  • We also need to consider ways to build the sector’s capacity and capability in terms of attracting and keeping quality professionals in the water industry. 
  • I look forward to a robust debate and analysis of these matters over the rest of 2019 and beyond.

 

 

 

Support for voluntary initiatives

  • While central government can assist at a national level, improving the way we deliver water services is a journey we must all be willing to make.
  • It’s really encouraging to see councils in regions such as Hawke’s Bay, Canterbury, Waikato and the West Coast already discussing collaborative approaches to water delivery for their areas. 
  • To help remove financial barriers and encourage further such initiatives, this Government has agreed to consider, on a case-by-case basis, proposals from regions for funding to support collaborative water service delivery efforts.
  • For eligible funding applications, we will co-invest with local government up to 50 per cent of the costs associated with investigating collaborative approaches to water service delivery. 
  • This might include, for example, financial support for a group of councils developing a business case for a dedicated, regional or cross-regional water approach, delivering efficiency and quality benefits to their communities.  
  • I plan to announce further details about this funding initiative, including an applications process, in the near future.

Links to wider freshwater reforms and urban biodiversity

  • The Three Waters Review is not being undertaken in isolation, but is proceeding in tandem with the Government’s wider Essential Freshwater programme, led by the Minister for the Environment.
  • As you heard from Minister Parker this morning, this programme of reform is focused on ensuring an integrated and effective freshwater management system, with an emphasis on improving water quality and ecosystem health.
  • There are clear overlaps between Essential Freshwater and the Three Waters Review. Freshwater outcomes, source protection, better monitoring, enforcement and compliance of discharges and overflow and best practise land use planning and stormwater design, wet land protection and restoration and urban stream protection are all aspects that enable an interconnected benefit to improve wellbeing outcomes.
  • As Associate Minister for the Environment, I have a keen interest in improving water quality and biodiversity in urban environments.
  • Declining water quality and the loss of urban streams and wetlands is having negative effects on aquatic ecosystems and biodiversity in urban areas.
  • These issues are also impeding many communities and iwi from connecting with their local waterways, as many urban waterbodies have become unsafe for recreation and the gathering of kai.
  • We’re looking at how we can encourage the uptake of good practices for urban water management in Aotearoa, particularly through the increased use of water sensitive urban design.
  • I know the Urban Water Working Group is working hard to develop a suite of recommendations to promote the Urban Water Principles, and improve urban water management. These principles outline an ambitious vision for addressing degraded urban water.
  • I’ve asked my officials to look hard at how these principles can inform the Government’s work.
  • I also encourage you to consider how you can reflect the Urban Water Principles in the management of urban water and three waters infrastructure in your own work.

 

Closing remarks

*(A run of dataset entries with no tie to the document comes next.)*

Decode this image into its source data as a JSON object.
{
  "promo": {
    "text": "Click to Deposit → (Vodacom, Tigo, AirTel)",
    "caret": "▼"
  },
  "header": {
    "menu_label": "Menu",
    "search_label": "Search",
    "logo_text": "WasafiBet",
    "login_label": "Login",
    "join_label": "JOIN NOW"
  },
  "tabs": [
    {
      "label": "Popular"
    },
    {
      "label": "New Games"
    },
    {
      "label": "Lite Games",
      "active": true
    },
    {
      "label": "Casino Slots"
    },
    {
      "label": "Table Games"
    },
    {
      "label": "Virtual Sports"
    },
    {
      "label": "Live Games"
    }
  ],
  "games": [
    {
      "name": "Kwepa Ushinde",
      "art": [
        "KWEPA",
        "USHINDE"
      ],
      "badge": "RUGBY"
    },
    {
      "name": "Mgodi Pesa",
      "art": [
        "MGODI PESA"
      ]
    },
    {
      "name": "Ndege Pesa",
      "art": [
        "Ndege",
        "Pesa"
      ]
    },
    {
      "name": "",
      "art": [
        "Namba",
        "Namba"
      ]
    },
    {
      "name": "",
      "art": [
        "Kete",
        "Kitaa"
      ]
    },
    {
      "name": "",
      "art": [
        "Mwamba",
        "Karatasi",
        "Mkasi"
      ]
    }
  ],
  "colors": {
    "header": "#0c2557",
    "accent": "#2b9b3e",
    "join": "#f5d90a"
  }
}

  • This will feel like the longest conversation ‘Less hui more do-I’. But there are all sorts of political complexities and we need to get through these significant and complex issues in the best condition possible and by that I mean good and considered water reform for New Zealand and taking people with us. So that New Zealand can be a place where it prides itself on the quality of our drinking water and freshwater as well. So we can swim in our rivers. It’s necessarily a long conversation. If the reforms are done well by their scale and nature it is a legacy contribution to our children and grandchildren.

 

 

MIL OSI